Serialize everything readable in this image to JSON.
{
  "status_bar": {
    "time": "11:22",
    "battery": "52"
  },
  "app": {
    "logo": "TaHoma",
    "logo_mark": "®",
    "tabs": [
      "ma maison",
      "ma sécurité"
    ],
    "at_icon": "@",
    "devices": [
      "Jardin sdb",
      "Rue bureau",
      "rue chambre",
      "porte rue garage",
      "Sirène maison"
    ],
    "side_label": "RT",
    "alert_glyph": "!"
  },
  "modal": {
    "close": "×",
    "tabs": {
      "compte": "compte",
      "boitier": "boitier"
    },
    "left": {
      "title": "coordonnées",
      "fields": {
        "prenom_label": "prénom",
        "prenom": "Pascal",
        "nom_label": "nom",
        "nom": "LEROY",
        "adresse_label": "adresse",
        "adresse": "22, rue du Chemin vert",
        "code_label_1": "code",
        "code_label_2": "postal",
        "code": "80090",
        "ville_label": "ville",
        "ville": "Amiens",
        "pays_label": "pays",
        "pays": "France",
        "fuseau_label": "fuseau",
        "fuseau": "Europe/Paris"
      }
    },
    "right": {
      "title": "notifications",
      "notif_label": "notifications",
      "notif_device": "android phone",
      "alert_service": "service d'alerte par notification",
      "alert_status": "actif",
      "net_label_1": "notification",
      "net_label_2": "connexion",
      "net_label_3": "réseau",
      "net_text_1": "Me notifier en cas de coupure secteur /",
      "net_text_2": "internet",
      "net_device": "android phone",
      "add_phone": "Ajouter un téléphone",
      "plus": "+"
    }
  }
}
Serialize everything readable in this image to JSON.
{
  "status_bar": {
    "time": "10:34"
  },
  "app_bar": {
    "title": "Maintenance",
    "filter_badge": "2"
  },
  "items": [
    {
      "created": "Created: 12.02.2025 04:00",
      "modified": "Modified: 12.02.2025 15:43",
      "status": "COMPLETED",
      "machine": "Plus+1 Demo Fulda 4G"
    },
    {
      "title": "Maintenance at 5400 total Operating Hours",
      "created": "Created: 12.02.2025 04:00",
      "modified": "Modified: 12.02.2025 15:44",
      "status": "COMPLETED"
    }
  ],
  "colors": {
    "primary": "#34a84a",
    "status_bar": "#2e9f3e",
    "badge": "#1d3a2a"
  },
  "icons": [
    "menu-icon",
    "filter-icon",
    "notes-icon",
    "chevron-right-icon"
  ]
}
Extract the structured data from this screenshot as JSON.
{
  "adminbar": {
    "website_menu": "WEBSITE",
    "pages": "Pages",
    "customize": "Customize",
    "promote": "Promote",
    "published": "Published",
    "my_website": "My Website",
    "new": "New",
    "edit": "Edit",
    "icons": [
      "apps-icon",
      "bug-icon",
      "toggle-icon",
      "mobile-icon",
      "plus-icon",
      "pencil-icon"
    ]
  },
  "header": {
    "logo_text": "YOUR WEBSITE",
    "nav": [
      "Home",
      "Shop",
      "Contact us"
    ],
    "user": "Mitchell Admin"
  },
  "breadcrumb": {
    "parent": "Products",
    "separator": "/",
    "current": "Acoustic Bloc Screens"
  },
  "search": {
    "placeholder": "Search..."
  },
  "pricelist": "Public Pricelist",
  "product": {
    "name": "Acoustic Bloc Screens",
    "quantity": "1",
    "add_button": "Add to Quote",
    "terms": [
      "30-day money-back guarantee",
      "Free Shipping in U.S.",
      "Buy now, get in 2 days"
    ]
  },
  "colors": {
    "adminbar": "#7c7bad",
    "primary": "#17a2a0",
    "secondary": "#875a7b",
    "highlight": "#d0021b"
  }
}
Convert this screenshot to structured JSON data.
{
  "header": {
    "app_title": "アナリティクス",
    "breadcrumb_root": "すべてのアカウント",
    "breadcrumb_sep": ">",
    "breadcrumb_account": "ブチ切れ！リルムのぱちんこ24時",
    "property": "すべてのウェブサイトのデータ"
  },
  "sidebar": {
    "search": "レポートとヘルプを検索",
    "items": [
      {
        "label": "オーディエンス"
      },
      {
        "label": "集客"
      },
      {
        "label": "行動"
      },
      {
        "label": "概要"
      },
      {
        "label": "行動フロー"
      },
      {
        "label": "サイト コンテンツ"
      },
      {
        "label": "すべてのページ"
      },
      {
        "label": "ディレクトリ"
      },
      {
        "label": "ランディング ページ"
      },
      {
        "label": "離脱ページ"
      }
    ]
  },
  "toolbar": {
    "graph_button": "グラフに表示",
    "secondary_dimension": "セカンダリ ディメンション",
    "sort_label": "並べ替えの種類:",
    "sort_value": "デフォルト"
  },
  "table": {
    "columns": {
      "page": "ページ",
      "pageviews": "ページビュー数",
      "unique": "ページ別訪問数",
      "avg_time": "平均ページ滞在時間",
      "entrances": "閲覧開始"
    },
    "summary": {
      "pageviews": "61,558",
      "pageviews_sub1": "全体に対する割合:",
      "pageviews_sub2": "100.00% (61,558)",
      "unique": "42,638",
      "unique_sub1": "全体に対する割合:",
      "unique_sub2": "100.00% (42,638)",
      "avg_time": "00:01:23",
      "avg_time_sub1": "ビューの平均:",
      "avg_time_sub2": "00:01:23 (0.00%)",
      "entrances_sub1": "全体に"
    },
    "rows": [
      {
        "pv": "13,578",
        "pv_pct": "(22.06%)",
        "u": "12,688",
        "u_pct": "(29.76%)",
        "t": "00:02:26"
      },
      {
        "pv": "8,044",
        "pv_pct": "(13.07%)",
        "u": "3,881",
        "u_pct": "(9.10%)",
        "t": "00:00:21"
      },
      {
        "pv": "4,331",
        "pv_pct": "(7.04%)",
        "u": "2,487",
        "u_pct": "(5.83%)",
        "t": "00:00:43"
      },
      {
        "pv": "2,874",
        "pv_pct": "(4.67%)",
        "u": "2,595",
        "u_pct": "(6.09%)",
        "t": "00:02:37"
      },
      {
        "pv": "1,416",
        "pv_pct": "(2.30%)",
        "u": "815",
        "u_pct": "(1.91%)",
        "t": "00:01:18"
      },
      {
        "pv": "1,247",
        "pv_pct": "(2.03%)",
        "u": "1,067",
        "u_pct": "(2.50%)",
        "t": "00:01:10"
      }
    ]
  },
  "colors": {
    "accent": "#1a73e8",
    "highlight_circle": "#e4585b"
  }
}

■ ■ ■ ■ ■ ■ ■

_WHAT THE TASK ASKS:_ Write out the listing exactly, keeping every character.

_THE COMPLETED TASK:_
Serialize everything readable in this image to JSON.
{
  "status_bar": {
    "time": "11:22",
    "battery": "52"
  },
  "app": {
    "logo": "TaHoma",
    "logo_mark": "®",
    "tabs": [
      "ma maison",
      "ma sécurité"
    ],
    "at_icon": "@",
    "devices": [
      "Jardin sdb",
      "Rue bureau",
      "rue chambre",
      "porte rue garage",
      "Sirène maison"
    ],
    "side_label": "RT",
    "alert_glyph": "!"
  },
  "modal": {
    "close": "×",
    "tabs": {
      "compte": "compte",
      "boitier": "boitier"
    },
    "left": {
      "title": "coordonnées",
      "fields": {
        "prenom_label": "prénom",
        "prenom": "Pascal",
        "nom_label": "nom",
        "nom": "LEROY",
        "adresse_label": "adresse",
        "adresse": "22, rue du Chemin vert",
        "code_label_1": "code",
        "code_label_2": "postal",
        "code": "80090",
        "ville_label": "ville",
        "ville": "Amiens",
        "pays_label": "pays",
        "pays": "France",
        "fuseau_label": "fuseau",
        "fuseau": "Europe/Paris"
      }
    },
    "right": {
      "title": "notifications",
      "notif_label": "notifications",
      "notif_device": "android phone",
      "alert_service": "service d'alerte par notification",
      "alert_status": "actif",
      "net_label_1": "notification",
      "net_label_2": "connexion",
      "net_label_3": "réseau",
      "net_text_1": "Me notifier en cas de coupure secteur /",
      "net_text_2": "internet",
      "net_device": "android phone",
      "add_phone": "Ajouter un téléphone",
      "plus": "+"
    }
  }
}
Serialize everything readable in this image to JSON.
{
  "status_bar": {
    "time": "10:34"
  },
  "app_bar": {
    "title": "Maintenance",
    "filter_badge": "2"
  },
  "items": [
    {
      "created": "Created: 12.02.2025 04:00",
      "modified": "Modified: 12.02.2025 15:43",
      "status": "COMPLETED",
      "machine": "Plus+1 Demo Fulda 4G"
    },
    {
      "title": "Maintenance at 5400 total Operating Hours",
      "created": "Created: 12.02.2025 04:00",
      "modified": "Modified: 12.02.2025 15:44",
      "status": "COMPLETED"
    }
  ],
  "colors": {
    "primary": "#34a84a",
    "status_bar": "#2e9f3e",
    "badge": "#1d3a2a"
  },
  "icons": [
    "menu-icon",
    "filter-icon",
    "notes-icon",
    "chevron-right-icon"
  ]
}
Extract the structured data from this screenshot as JSON.
{
  "adminbar": {
    "website_menu": "WEBSITE",
    "pages": "Pages",
    "customize": "Customize",
    "promote": "Promote",
    "published": "Published",
    "my_website": "My Website",
    "new": "New",
    "edit": "Edit",
    "icons": [
      "apps-icon",
      "bug-icon",
      "toggle-icon",
      "mobile-icon",
      "plus-icon",
      "pencil-icon"
    ]
  },
  "header": {
    "logo_text": "YOUR WEBSITE",
    "nav": [
      "Home",
      "Shop",
      "Contact us"
    ],
    "user": "Mitchell Admin"
  },
  "breadcrumb": {
    "parent": "Products",
    "separator": "/",
    "current": "Acoustic Bloc Screens"
  },
  "search": {
    "placeholder": "Search..."
  },
  "pricelist": "Public Pricelist",
  "product": {
    "name": "Acoustic Bloc Screens",
    "quantity": "1",
    "add_button": "Add to Quote",
    "terms": [
      "30-day money-back guarantee",
      "Free Shipping in U.S.",
      "Buy now, get in 2 days"
    ]
  },
  "colors": {
    "adminbar": "#7c7bad",
    "primary": "#17a2a0",
    "secondary": "#875a7b",
    "highlight": "#d0021b"
  }
}
Convert this screenshot to structured JSON data.
{
  "header": {
    "app_title": "アナリティクス",
    "breadcrumb_root": "すべてのアカウント",
    "breadcrumb_sep": ">",
    "breadcrumb_account": "ブチ切れ！リルムのぱちんこ24時",
    "property": "すべてのウェブサイトのデータ"
  },
  "sidebar": {
    "search": "レポートとヘルプを検索",
    "items": [
      {
        "label": "オーディエンス"
      },
      {
        "label": "集客"
      },
      {
        "label": "行動"
      },
      {
        "label": "概要"
      },
      {
        "label": "行動フロー"
      },
      {
        "label": "サイト コンテンツ"
      },
      {
        "label": "すべてのページ"
      },
      {
        "label": "ディレクトリ"
      },
      {
        "label": "ランディング ページ"
      },
      {
        "label": "離脱ページ"
      }
    ]
  },
  "toolbar": {
    "graph_button": "グラフに表示",
    "secondary_dimension": "セカンダリ ディメンション",
    "sort_label": "並べ替えの種類:",
    "sort_value": "デフォルト"
  },
  "table": {
    "columns": {
      "page": "ページ",
      "pageviews": "ページビュー数",
      "unique": "ページ別訪問数",
      "avg_time": "平均ページ滞在時間",
      "entrances": "閲覧開始"
    },
    "summary": {
      "pageviews": "61,558",
      "pageviews_sub1": "全体に対する割合:",
      "pageviews_sub2": "100.00% (61,558)",
      "unique": "42,638",
      "unique_sub1": "全体に対する割合:",
      "unique_sub2": "100.00% (42,638)",
      "avg_time": "00:01:23",
      "avg_time_sub1": "ビューの平均:",
      "avg_time_sub2": "00:01:23 (0.00%)",
      "entrances_sub1": "全体に"
    },
    "rows": [
      {
        "pv": "13,578",
        "pv_pct": "(22.06%)",
        "u": "12,688",
        "u_pct": "(29.76%)",
        "t": "00:02:26"
      },
      {
        "pv": "8,044",
        "pv_pct": "(13.07%)",
        "u": "3,881",
        "u_pct": "(9.10%)",
        "t": "00:00:21"
      },
      {
        "pv": "4,331",
        "pv_pct": "(7.04%)",
        "u": "2,487",
        "u_pct": "(5.83%)",
        "t": "00:00:43"
      },
      {
        "pv": "2,874",
        "pv_pct": "(4.67%)",
        "u": "2,595",
        "u_pct": "(6.09%)",
        "t": "00:02:37"
      },
      {
        "pv": "1,416",
        "pv_pct": "(2.30%)",
        "u": "815",
        "u_pct": "(1.91%)",
        "t": "00:01:18"
      },
      {
        "pv": "1,247",
        "pv_pct": "(2.03%)",
        "u": "1,067",
        "u_pct": "(2.50%)",
        "t": "00:01:10"
      }
    ]
  },
  "colors": {
    "accent": "#1a73e8",
    "highlight_circle": "#e4585b"
  }
}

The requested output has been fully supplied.